### Required action
Write the data below out exactly as it stands. Do not include the pictures.
Segment Start: Dataset records
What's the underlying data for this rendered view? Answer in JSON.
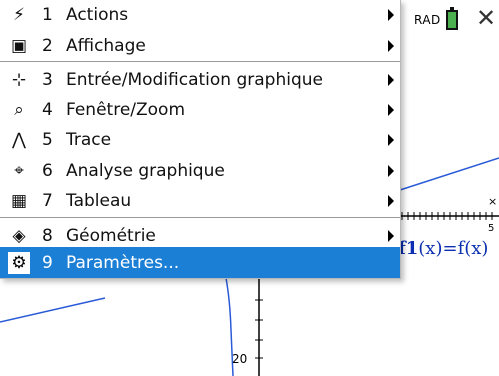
{
  "status": {
    "angle_mode": "RAD",
    "battery_color": "#4caf50"
  },
  "graph": {
    "x_tick_label": "5",
    "y_tick_label": "20",
    "axis_x_symbol": "×",
    "function_label": {
      "prefix": "f1",
      "arg": "(x)",
      "rhs": "=f(x)"
    },
    "curve_color": "#2a5bd7"
  },
  "menu": {
    "items": [
      {
        "number": "1",
        "label": "Actions",
        "icon": "lightning-icon",
        "submenu": true
      },
      {
        "number": "2",
        "label": "Affichage",
        "icon": "view-icon",
        "submenu": true
      },
      {
        "number": "3",
        "label": "Entrée/Modification graphique",
        "icon": "graph-entry-icon",
        "submenu": true
      },
      {
        "number": "4",
        "label": "Fenêtre/Zoom",
        "icon": "zoom-icon",
        "submenu": true
      },
      {
        "number": "5",
        "label": "Trace",
        "icon": "trace-icon",
        "submenu": true
      },
      {
        "number": "6",
        "label": "Analyse graphique",
        "icon": "analyze-icon",
        "submenu": true
      },
      {
        "number": "7",
        "label": "Tableau",
        "icon": "table-icon",
        "submenu": true
      },
      {
        "number": "8",
        "label": "Géométrie",
        "icon": "geometry-icon",
        "submenu": true
      },
      {
        "number": "9",
        "label": "Paramètres...",
        "icon": "gear-icon",
        "submenu": false,
        "selected": true
      }
    ],
    "selected_color": "#1c7fd6"
  }
}
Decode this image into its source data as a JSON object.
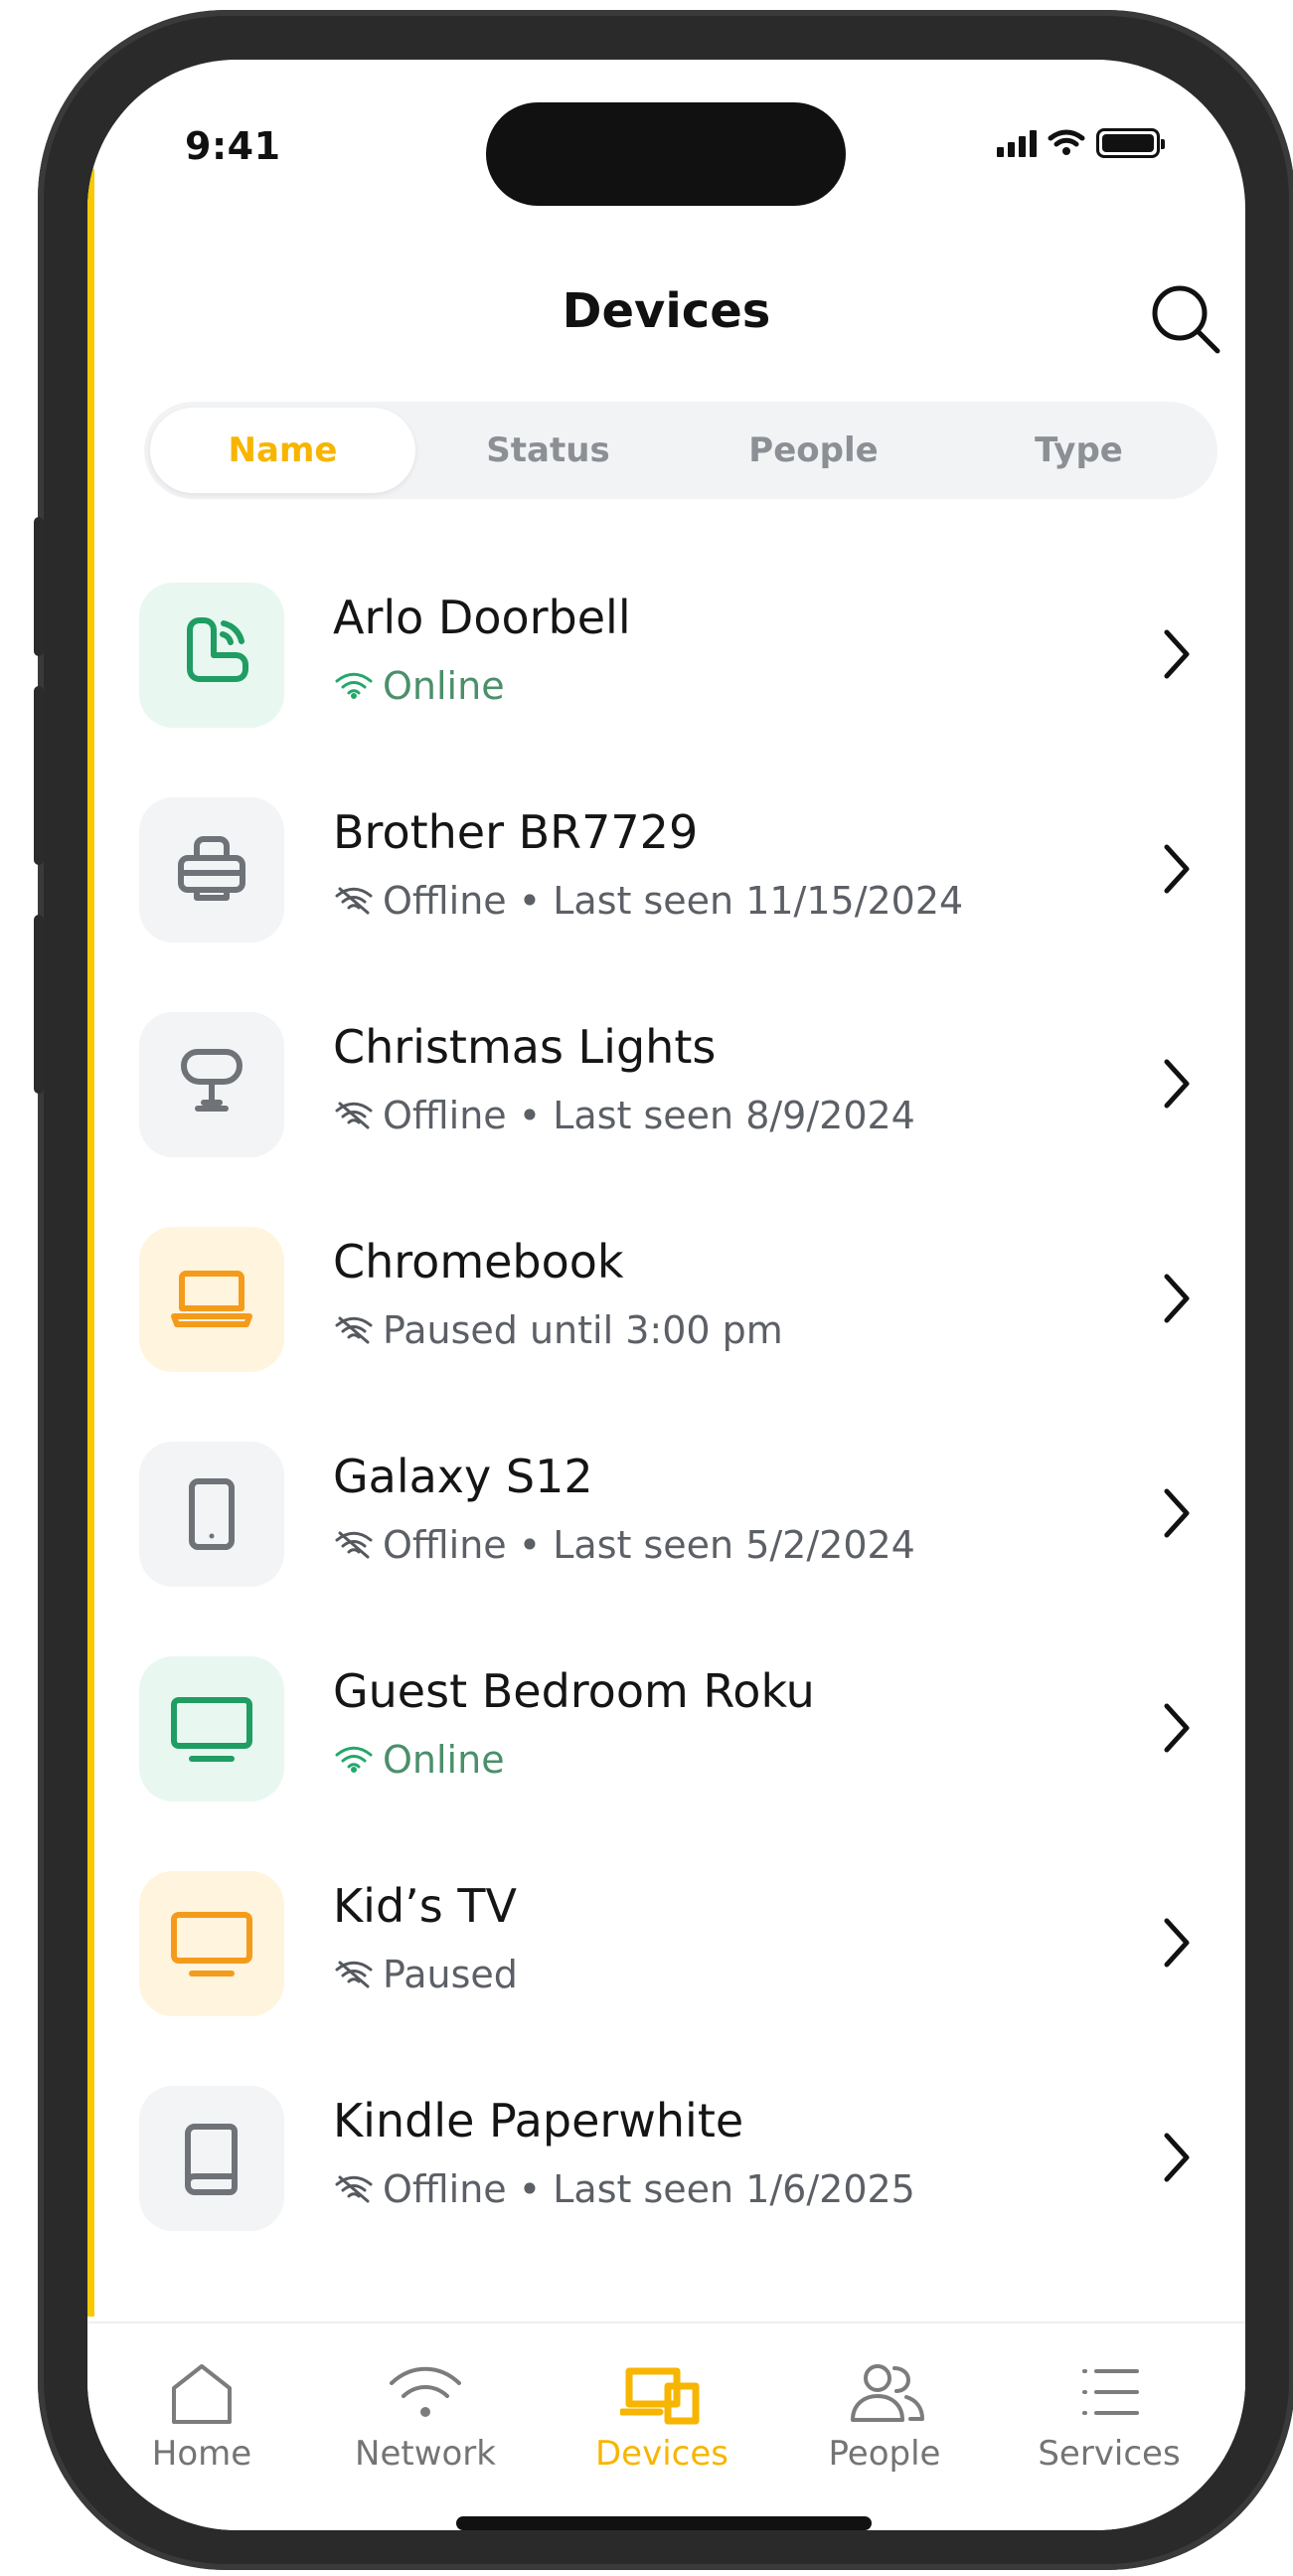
{
  "status_bar": {
    "time": "9:41"
  },
  "header": {
    "title": "Devices"
  },
  "segments": [
    "Name",
    "Status",
    "People",
    "Type"
  ],
  "active_segment": "Name",
  "devices": [
    {
      "name": "Arlo Doorbell",
      "status": "Online",
      "icon": "doorbell-icon",
      "tone": "green"
    },
    {
      "name": "Brother BR7729",
      "status": "Offline • Last seen 11/15/2024",
      "icon": "printer-icon",
      "tone": "gray"
    },
    {
      "name": "Christmas Lights",
      "status": "Offline • Last seen 8/9/2024",
      "icon": "lamp-icon",
      "tone": "gray"
    },
    {
      "name": "Chromebook",
      "status": "Paused until 3:00 pm",
      "icon": "laptop-icon",
      "tone": "orange"
    },
    {
      "name": "Galaxy S12",
      "status": "Offline • Last seen 5/2/2024",
      "icon": "phone-icon",
      "tone": "gray"
    },
    {
      "name": "Guest Bedroom Roku",
      "status": "Online",
      "icon": "tv-icon",
      "tone": "green"
    },
    {
      "name": "Kid’s TV",
      "status": "Paused",
      "icon": "tv-icon",
      "tone": "orange"
    },
    {
      "name": "Kindle Paperwhite",
      "status": "Offline • Last seen 1/6/2025",
      "icon": "ereader-icon",
      "tone": "gray"
    }
  ],
  "tabs": [
    {
      "label": "Home",
      "icon": "home-icon"
    },
    {
      "label": "Network",
      "icon": "wifi-icon"
    },
    {
      "label": "Devices",
      "icon": "devices-icon"
    },
    {
      "label": "People",
      "icon": "people-icon"
    },
    {
      "label": "Services",
      "icon": "list-icon"
    }
  ],
  "active_tab": "Devices",
  "colors": {
    "accent": "#f7b500",
    "green": "#1f9d62",
    "orange": "#f59b1b",
    "gray": "#6f7378"
  }
}
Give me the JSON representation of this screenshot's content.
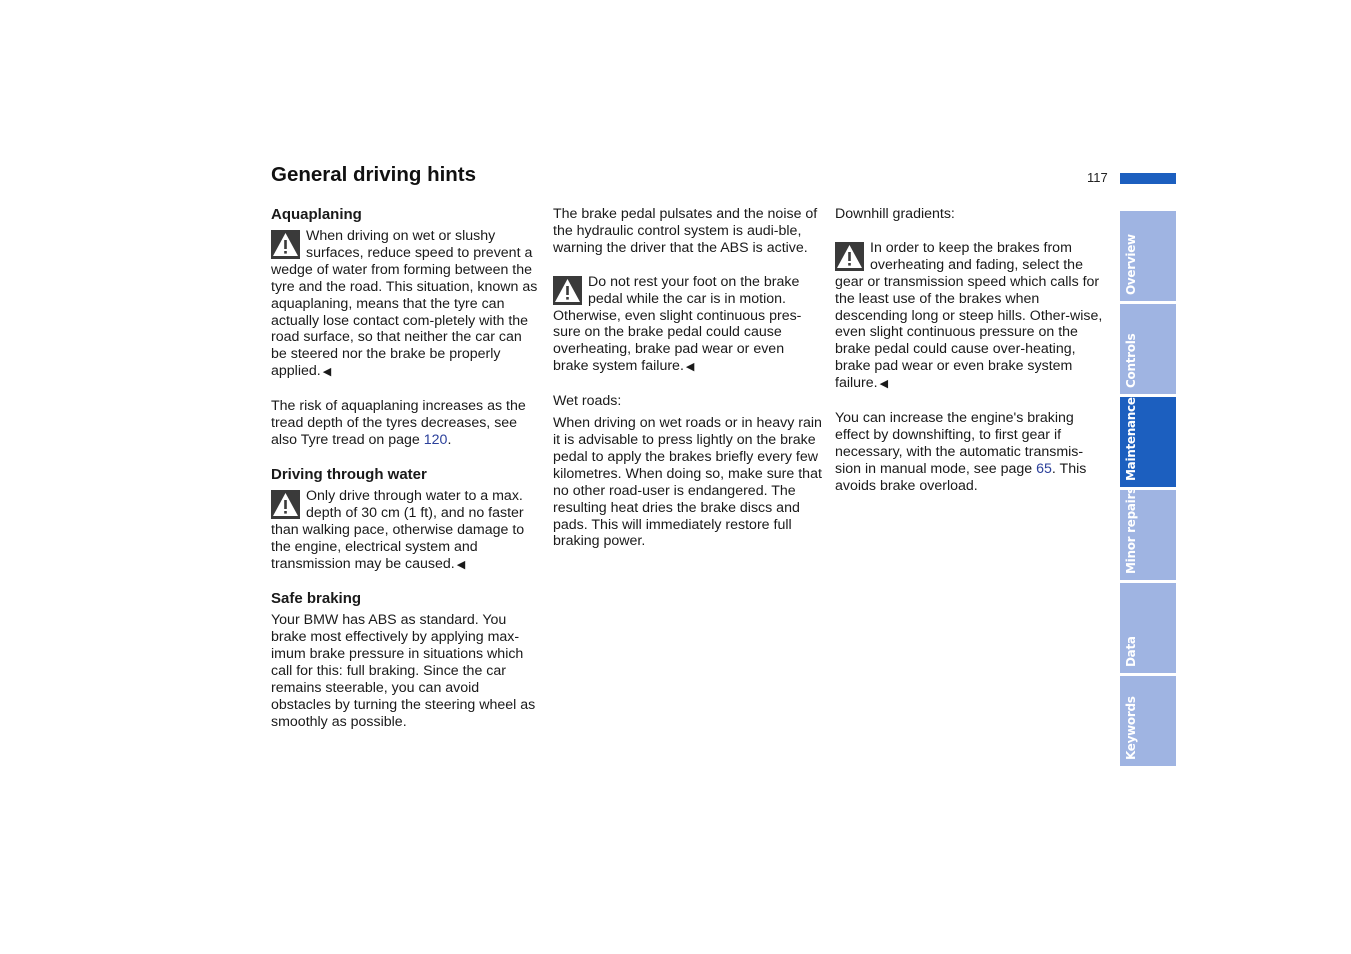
{
  "page": {
    "title": "General driving hints",
    "page_number": "117",
    "accent_color": "#1c5fbf",
    "tab_color": "#9fb4e2"
  },
  "columns": {
    "col1": {
      "aquaplaning_heading": "Aquaplaning",
      "aquaplaning_warning": "When driving on wet or slushy surfaces, reduce speed to prevent a wedge of water from forming between the tyre and the road. This situation, known as aquaplaning, means that the tyre can actually lose contact com-pletely with the road surface, so that neither the car can be steered nor the brake be properly applied.",
      "aquaplaning_risk_text": "The risk of aquaplaning increases as the tread depth of the tyres decreases, see also Tyre tread on page ",
      "aquaplaning_risk_link": "120",
      "aquaplaning_risk_end": ".",
      "water_heading": "Driving through water",
      "water_warning": "Only drive through water to a max. depth of 30 cm (1 ft), and no faster than walking pace, otherwise damage to the engine, electrical system and transmission may be caused.",
      "braking_heading": "Safe braking",
      "braking_text": "Your BMW has ABS as standard. You brake most effectively by applying max-imum brake pressure in situations which call for this: full braking. Since the car remains steerable, you can avoid obstacles by turning the steering wheel as smoothly as possible."
    },
    "col2": {
      "abs_text": "The brake pedal pulsates and the noise of the hydraulic control system is audi-ble, warning the driver that the ABS is active.",
      "foot_warning": "Do not rest your foot on the brake pedal while the car is in motion. Otherwise, even slight continuous pres-sure on the brake pedal could cause overheating, brake pad wear or even brake system failure.",
      "wet_heading": "Wet roads:",
      "wet_text": "When driving on wet roads or in heavy rain it is advisable to press lightly on the brake pedal to apply the brakes briefly every few kilometres. When doing so, make sure that no other road-user is endangered. The resulting heat dries the brake discs and pads. This will immediately restore full braking power."
    },
    "col3": {
      "downhill_heading": "Downhill gradients:",
      "downhill_warning": "In order to keep the brakes from overheating and fading, select the gear or transmission speed which calls for the least use of the brakes when descending long or steep hills. Other-wise, even slight continuous pressure on the brake pedal could cause over-heating, brake pad wear or even brake system failure.",
      "engine_brake_text": "You can increase the engine's braking effect by downshifting, to first gear if necessary, with the automatic transmis-sion in manual mode, see page ",
      "engine_brake_link": "65",
      "engine_brake_end": ". This avoids brake overload."
    }
  },
  "end_mark": "◀",
  "tabs": [
    {
      "label": "Overview",
      "active": false
    },
    {
      "label": "Controls",
      "active": false
    },
    {
      "label": "Maintenance",
      "active": true
    },
    {
      "label": "Minor repairs",
      "active": false
    },
    {
      "label": "Data",
      "active": false
    },
    {
      "label": "Keywords",
      "active": false
    }
  ]
}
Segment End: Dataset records
### Completed exercise
What's the underlying data for this rendered view? Answer in JSON.
{
  "status": {
    "angle_mode": "RAD",
    "battery_color": "#4caf50"
  },
  "graph": {
    "x_tick_label": "5",
    "y_tick_label": "20",
    "axis_x_symbol": "×",
    "function_label": {
      "prefix": "f1",
      "arg": "(x)",
      "rhs": "=f(x)"
    },
    "curve_color": "#2a5bd7"
  },
  "menu": {
    "items": [
      {
        "number": "1",
        "label": "Actions",
        "icon": "lightning-icon",
        "submenu": true
      },
      {
        "number": "2",
        "label": "Affichage",
        "icon": "view-icon",
        "submenu": true
      },
      {
        "number": "3",
        "label": "Entrée/Modification graphique",
        "icon": "graph-entry-icon",
        "submenu": true
      },
      {
        "number": "4",
        "label": "Fenêtre/Zoom",
        "icon": "zoom-icon",
        "submenu": true
      },
      {
        "number": "5",
        "label": "Trace",
        "icon": "trace-icon",
        "submenu": true
      },
      {
        "number": "6",
        "label": "Analyse graphique",
        "icon": "analyze-icon",
        "submenu": true
      },
      {
        "number": "7",
        "label": "Tableau",
        "icon": "table-icon",
        "submenu": true
      },
      {
        "number": "8",
        "label": "Géométrie",
        "icon": "geometry-icon",
        "submenu": true
      },
      {
        "number": "9",
        "label": "Paramètres...",
        "icon": "gear-icon",
        "submenu": false,
        "selected": true
      }
    ],
    "selected_color": "#1c7fd6"
  }
}
Decode this image into its source data as a JSON object.
{
  "status_bar": {
    "time": "9:41"
  },
  "header": {
    "title": "Devices"
  },
  "segments": [
    "Name",
    "Status",
    "People",
    "Type"
  ],
  "active_segment": "Name",
  "devices": [
    {
      "name": "Arlo Doorbell",
      "status": "Online",
      "icon": "doorbell-icon",
      "tone": "green"
    },
    {
      "name": "Brother BR7729",
      "status": "Offline • Last seen 11/15/2024",
      "icon": "printer-icon",
      "tone": "gray"
    },
    {
      "name": "Christmas Lights",
      "status": "Offline • Last seen 8/9/2024",
      "icon": "lamp-icon",
      "tone": "gray"
    },
    {
      "name": "Chromebook",
      "status": "Paused until 3:00 pm",
      "icon": "laptop-icon",
      "tone": "orange"
    },
    {
      "name": "Galaxy S12",
      "status": "Offline • Last seen 5/2/2024",
      "icon": "phone-icon",
      "tone": "gray"
    },
    {
      "name": "Guest Bedroom Roku",
      "status": "Online",
      "icon": "tv-icon",
      "tone": "green"
    },
    {
      "name": "Kid’s TV",
      "status": "Paused",
      "icon": "tv-icon",
      "tone": "orange"
    },
    {
      "name": "Kindle Paperwhite",
      "status": "Offline • Last seen 1/6/2025",
      "icon": "ereader-icon",
      "tone": "gray"
    }
  ],
  "tabs": [
    {
      "label": "Home",
      "icon": "home-icon"
    },
    {
      "label": "Network",
      "icon": "wifi-icon"
    },
    {
      "label": "Devices",
      "icon": "devices-icon"
    },
    {
      "label": "People",
      "icon": "people-icon"
    },
    {
      "label": "Services",
      "icon": "list-icon"
    }
  ],
  "active_tab": "Devices",
  "colors": {
    "accent": "#f7b500",
    "green": "#1f9d62",
    "orange": "#f59b1b",
    "gray": "#6f7378"
  }
}
Give me the JSON representation of this screenshot's content.
{
  "page": {
    "title": "General driving hints",
    "page_number": "117",
    "accent_color": "#1c5fbf",
    "tab_color": "#9fb4e2"
  },
  "columns": {
    "col1": {
      "aquaplaning_heading": "Aquaplaning",
      "aquaplaning_warning": "When driving on wet or slushy surfaces, reduce speed to prevent a wedge of water from forming between the tyre and the road. This situation, known as aquaplaning, means that the tyre can actually lose contact com-pletely with the road surface, so that neither the car can be steered nor the brake be properly applied.",
      "aquaplaning_risk_text": "The risk of aquaplaning increases as the tread depth of the tyres decreases, see also Tyre tread on page ",
      "aquaplaning_risk_link": "120",
      "aquaplaning_risk_end": ".",
      "water_heading": "Driving through water",
      "water_warning": "Only drive through water to a max. depth of 30 cm (1 ft), and no faster than walking pace, otherwise damage to the engine, electrical system and transmission may be caused.",
      "braking_heading": "Safe braking",
      "braking_text": "Your BMW has ABS as standard. You brake most effectively by applying max-imum brake pressure in situations which call for this: full braking. Since the car remains steerable, you can avoid obstacles by turning the steering wheel as smoothly as possible."
    },
    "col2": {
      "abs_text": "The brake pedal pulsates and the noise of the hydraulic control system is audi-ble, warning the driver that the ABS is active.",
      "foot_warning": "Do not rest your foot on the brake pedal while the car is in motion. Otherwise, even slight continuous pres-sure on the brake pedal could cause overheating, brake pad wear or even brake system failure.",
      "wet_heading": "Wet roads:",
      "wet_text": "When driving on wet roads or in heavy rain it is advisable to press lightly on the brake pedal to apply the brakes briefly every few kilometres. When doing so, make sure that no other road-user is endangered. The resulting heat dries the brake discs and pads. This will immediately restore full braking power."
    },
    "col3": {
      "downhill_heading": "Downhill gradients:",
      "downhill_warning": "In order to keep the brakes from overheating and fading, select the gear or transmission speed which calls for the least use of the brakes when descending long or steep hills. Other-wise, even slight continuous pressure on the brake pedal could cause over-heating, brake pad wear or even brake system failure.",
      "engine_brake_text": "You can increase the engine's braking effect by downshifting, to first gear if necessary, with the automatic transmis-sion in manual mode, see page ",
      "engine_brake_link": "65",
      "engine_brake_end": ". This avoids brake overload."
    }
  },
  "end_mark": "◀",
  "tabs": [
    {
      "label": "Overview",
      "active": false
    },
    {
      "label": "Controls",
      "active": false
    },
    {
      "label": "Maintenance",
      "active": true
    },
    {
      "label": "Minor repairs",
      "active": false
    },
    {
      "label": "Data",
      "active": false
    },
    {
      "label": "Keywords",
      "active": false
    }
  ]
}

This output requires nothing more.